Every line with "link" in it must be copied from the data.

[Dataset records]
________
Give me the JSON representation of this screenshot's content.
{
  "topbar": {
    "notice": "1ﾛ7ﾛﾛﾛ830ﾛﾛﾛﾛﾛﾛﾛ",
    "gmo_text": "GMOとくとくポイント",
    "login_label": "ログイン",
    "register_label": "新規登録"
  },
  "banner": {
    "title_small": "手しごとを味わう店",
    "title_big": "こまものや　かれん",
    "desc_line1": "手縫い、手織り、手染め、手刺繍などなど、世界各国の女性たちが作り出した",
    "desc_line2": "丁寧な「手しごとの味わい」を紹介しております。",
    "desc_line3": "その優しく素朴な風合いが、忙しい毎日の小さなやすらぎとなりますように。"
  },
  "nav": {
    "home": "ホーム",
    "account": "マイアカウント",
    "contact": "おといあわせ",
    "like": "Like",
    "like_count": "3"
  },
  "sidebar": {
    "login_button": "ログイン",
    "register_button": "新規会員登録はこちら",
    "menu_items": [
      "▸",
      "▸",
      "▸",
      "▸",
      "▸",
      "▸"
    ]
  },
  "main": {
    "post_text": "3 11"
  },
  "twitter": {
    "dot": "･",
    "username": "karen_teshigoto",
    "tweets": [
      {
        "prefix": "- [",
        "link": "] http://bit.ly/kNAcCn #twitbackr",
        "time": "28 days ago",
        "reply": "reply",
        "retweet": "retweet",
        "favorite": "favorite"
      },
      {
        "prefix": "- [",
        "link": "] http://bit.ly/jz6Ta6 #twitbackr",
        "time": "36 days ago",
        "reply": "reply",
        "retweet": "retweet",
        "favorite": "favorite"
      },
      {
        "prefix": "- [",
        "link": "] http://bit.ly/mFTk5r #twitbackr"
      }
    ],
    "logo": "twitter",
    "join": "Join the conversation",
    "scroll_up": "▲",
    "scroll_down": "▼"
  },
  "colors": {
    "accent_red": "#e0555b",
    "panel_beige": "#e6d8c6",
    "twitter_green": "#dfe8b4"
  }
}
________
Completed exercise ::
        "link": "] http://bit.ly/kNAcCn #twitbackr",
        "link": "] http://bit.ly/jz6Ta6 #twitbackr",
        "link": "] http://bit.ly/mFTk5r #twitbackr"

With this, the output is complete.